━━━ Source material

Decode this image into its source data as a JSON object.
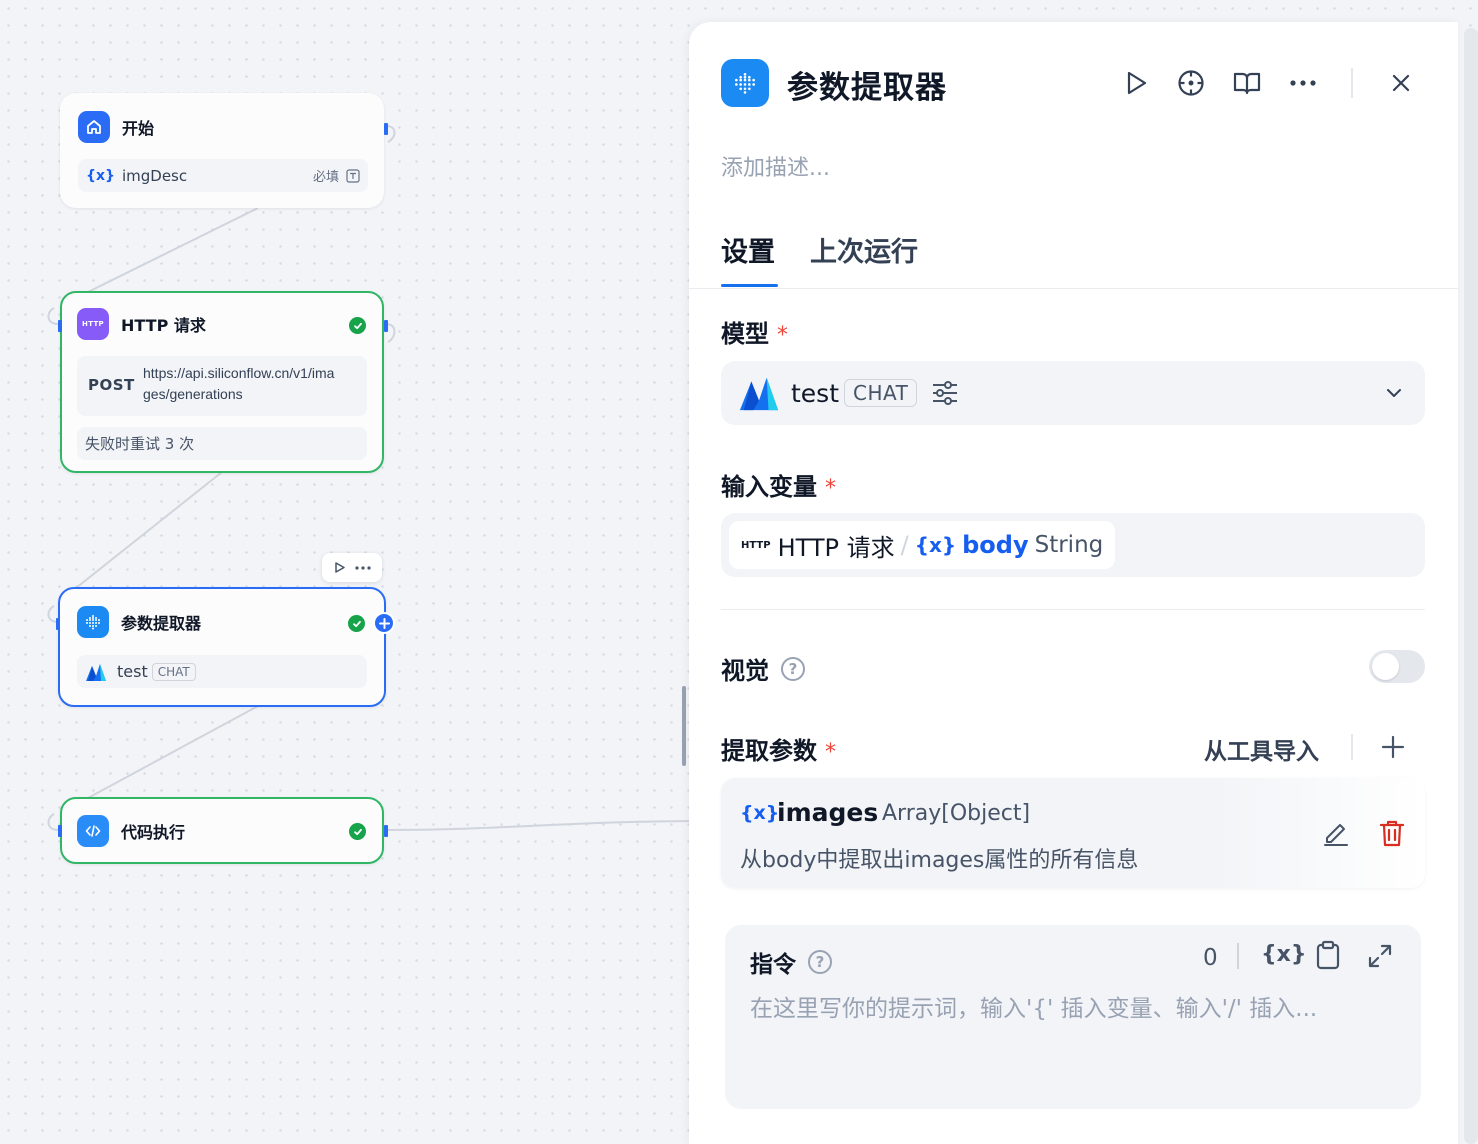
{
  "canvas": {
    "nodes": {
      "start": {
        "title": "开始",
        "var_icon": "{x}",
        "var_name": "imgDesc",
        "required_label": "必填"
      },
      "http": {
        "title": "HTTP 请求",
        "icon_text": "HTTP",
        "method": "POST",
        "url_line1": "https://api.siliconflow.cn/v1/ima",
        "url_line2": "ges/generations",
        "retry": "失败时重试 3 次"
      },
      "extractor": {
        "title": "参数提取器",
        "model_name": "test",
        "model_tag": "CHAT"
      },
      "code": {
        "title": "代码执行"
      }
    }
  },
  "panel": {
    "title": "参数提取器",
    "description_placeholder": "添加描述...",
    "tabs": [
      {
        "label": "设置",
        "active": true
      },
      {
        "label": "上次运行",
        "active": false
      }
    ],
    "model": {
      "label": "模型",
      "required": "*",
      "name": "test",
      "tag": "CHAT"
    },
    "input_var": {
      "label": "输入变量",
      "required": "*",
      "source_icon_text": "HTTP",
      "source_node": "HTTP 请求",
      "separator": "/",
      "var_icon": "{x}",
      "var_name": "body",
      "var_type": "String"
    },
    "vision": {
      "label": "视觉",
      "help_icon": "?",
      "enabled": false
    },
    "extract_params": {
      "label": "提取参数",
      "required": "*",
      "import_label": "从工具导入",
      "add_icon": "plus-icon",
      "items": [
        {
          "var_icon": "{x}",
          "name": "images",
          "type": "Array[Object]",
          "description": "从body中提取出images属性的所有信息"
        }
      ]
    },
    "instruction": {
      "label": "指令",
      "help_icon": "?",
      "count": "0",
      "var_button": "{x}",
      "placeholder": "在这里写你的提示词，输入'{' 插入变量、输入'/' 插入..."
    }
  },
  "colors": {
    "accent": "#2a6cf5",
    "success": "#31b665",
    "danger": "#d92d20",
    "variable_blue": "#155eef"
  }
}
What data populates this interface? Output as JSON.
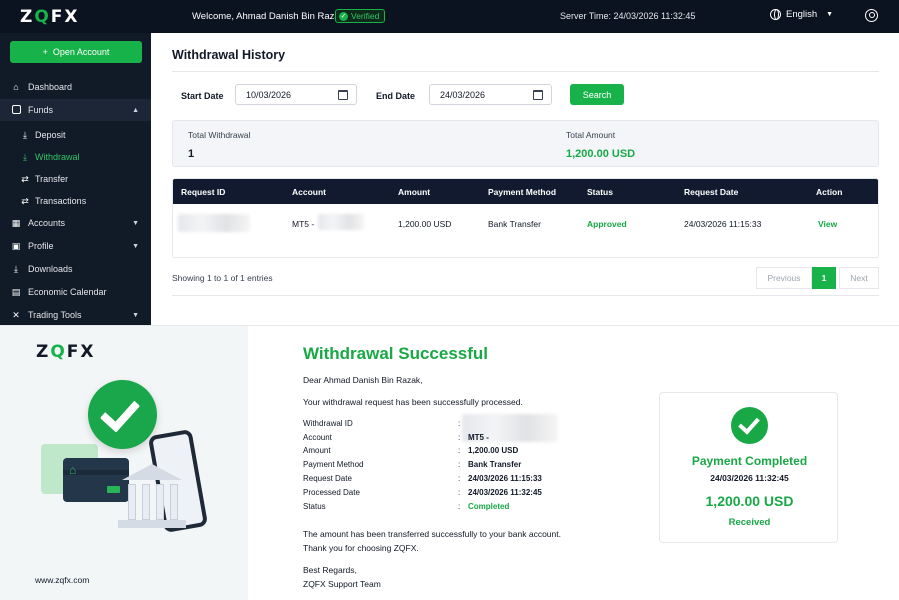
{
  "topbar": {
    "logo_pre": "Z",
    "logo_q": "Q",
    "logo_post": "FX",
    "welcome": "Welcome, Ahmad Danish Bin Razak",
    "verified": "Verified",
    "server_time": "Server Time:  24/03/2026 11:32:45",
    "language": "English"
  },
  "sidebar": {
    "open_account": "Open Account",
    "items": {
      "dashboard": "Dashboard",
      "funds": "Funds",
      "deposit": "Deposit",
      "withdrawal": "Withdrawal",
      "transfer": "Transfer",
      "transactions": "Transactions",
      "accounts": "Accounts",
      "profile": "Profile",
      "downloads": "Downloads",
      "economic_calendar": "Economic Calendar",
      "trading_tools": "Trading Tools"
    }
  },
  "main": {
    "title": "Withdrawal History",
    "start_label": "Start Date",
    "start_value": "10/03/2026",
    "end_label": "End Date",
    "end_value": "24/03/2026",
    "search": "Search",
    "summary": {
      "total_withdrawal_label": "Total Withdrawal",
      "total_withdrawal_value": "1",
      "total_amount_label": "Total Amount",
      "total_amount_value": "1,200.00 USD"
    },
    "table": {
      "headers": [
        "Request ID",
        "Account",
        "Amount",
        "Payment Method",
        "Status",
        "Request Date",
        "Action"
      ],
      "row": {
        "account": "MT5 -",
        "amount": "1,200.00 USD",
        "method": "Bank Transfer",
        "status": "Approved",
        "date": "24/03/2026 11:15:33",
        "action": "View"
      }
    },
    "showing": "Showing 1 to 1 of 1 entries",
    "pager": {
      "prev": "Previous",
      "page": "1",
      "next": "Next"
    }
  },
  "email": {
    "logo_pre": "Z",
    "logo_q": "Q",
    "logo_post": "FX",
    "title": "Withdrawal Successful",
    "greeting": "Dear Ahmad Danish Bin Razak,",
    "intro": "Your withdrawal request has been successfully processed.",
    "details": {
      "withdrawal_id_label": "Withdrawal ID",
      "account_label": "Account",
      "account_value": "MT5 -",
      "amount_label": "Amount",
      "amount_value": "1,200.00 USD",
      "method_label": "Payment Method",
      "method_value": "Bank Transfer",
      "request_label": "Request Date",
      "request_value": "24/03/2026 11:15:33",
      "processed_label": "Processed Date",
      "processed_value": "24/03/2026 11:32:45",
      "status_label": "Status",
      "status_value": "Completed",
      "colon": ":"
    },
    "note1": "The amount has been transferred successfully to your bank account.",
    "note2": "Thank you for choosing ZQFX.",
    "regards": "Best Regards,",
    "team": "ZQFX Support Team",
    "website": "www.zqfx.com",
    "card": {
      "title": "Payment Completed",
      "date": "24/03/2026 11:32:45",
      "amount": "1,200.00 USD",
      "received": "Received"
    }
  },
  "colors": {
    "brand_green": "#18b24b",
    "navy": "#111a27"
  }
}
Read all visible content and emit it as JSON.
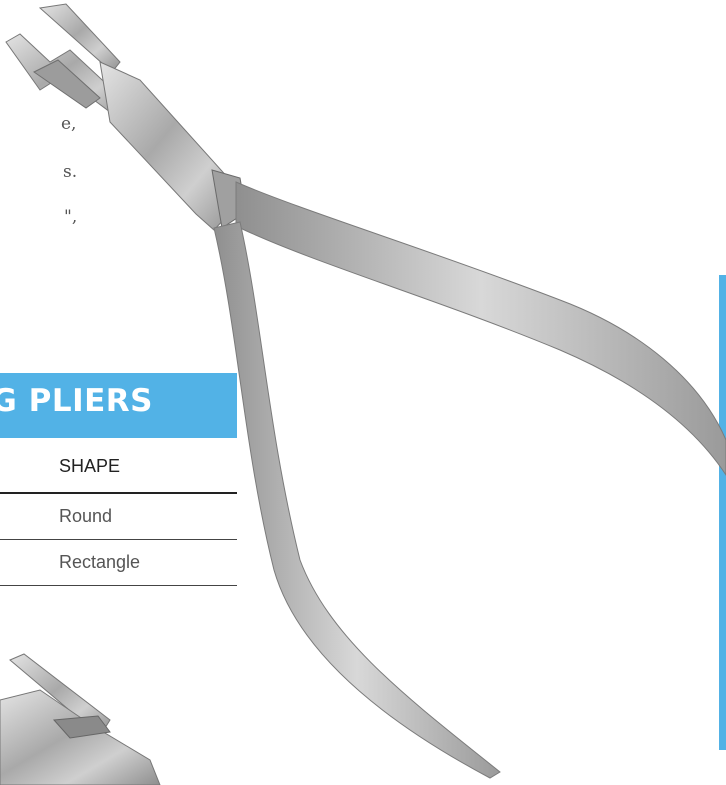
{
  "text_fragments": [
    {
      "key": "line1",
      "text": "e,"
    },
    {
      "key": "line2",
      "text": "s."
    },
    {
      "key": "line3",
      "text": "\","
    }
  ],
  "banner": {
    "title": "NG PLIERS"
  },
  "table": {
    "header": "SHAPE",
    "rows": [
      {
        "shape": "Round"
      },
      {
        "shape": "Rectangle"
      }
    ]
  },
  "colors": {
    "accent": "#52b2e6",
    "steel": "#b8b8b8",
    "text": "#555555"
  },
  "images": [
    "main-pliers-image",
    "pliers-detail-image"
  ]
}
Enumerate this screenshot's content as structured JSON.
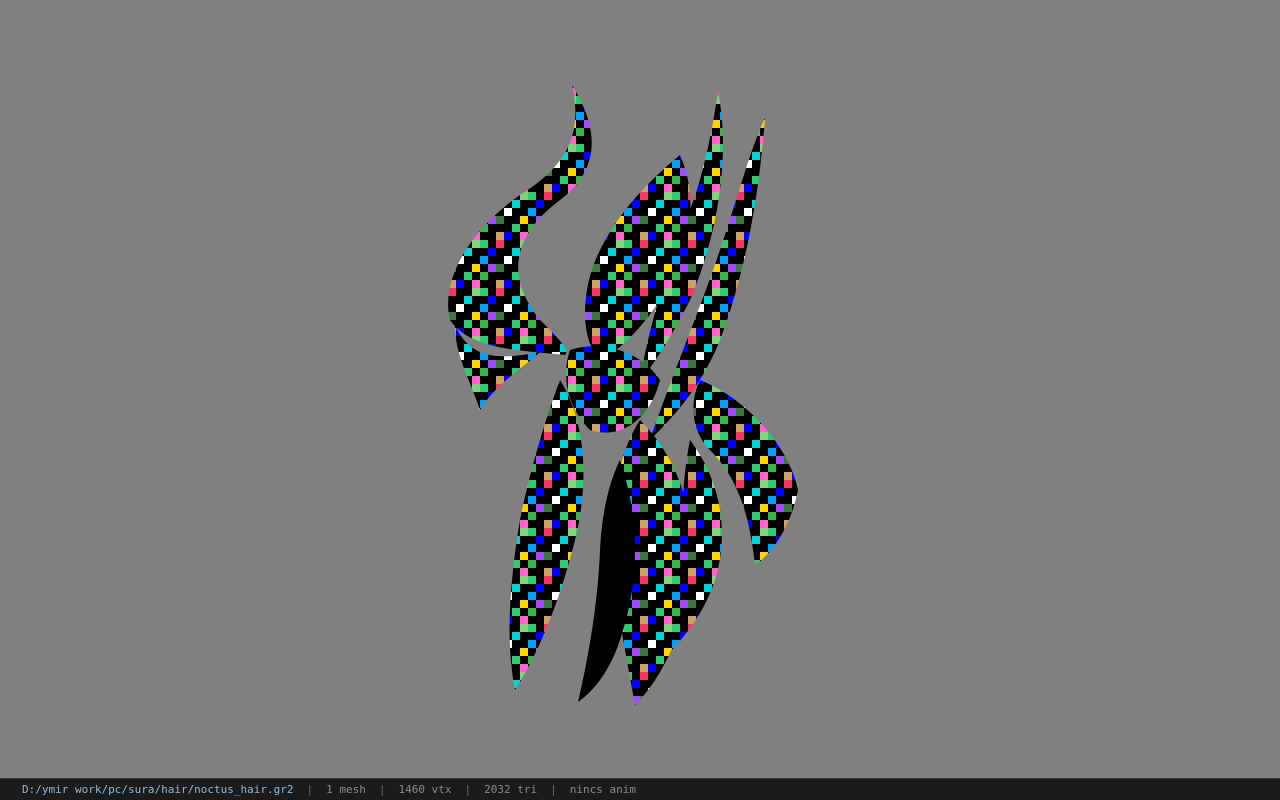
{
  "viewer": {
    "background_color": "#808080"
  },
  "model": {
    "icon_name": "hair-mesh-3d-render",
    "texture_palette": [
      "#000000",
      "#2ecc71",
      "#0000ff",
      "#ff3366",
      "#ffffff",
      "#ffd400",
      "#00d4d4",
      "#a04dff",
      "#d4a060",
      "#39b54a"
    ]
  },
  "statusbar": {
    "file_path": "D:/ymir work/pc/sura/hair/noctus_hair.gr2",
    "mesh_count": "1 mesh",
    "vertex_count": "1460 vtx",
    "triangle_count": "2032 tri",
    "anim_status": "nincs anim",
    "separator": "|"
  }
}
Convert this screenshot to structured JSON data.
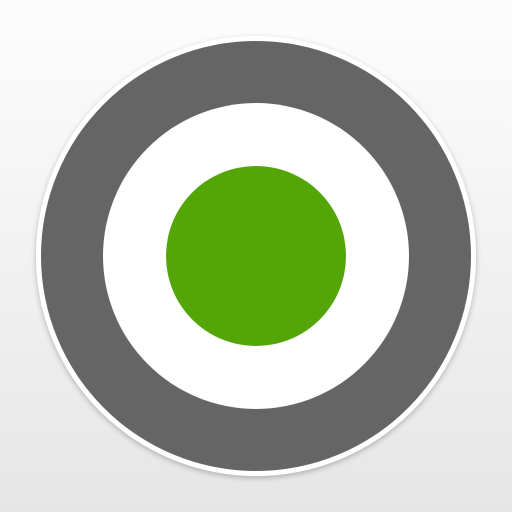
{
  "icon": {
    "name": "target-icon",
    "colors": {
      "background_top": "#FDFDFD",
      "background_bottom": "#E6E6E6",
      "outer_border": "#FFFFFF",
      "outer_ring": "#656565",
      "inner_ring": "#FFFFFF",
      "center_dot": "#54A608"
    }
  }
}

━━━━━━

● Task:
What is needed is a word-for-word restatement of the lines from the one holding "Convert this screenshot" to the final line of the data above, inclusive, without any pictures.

● Output for this exercise:
Convert this screenshot to structured JSON data.
{
  "icon": {
    "name": "target-icon",
    "colors": {
      "background_top": "#FDFDFD",
      "background_bottom": "#E6E6E6",
      "outer_border": "#FFFFFF",
      "outer_ring": "#656565",
      "inner_ring": "#FFFFFF",
      "center_dot": "#54A608"
    }
  }
}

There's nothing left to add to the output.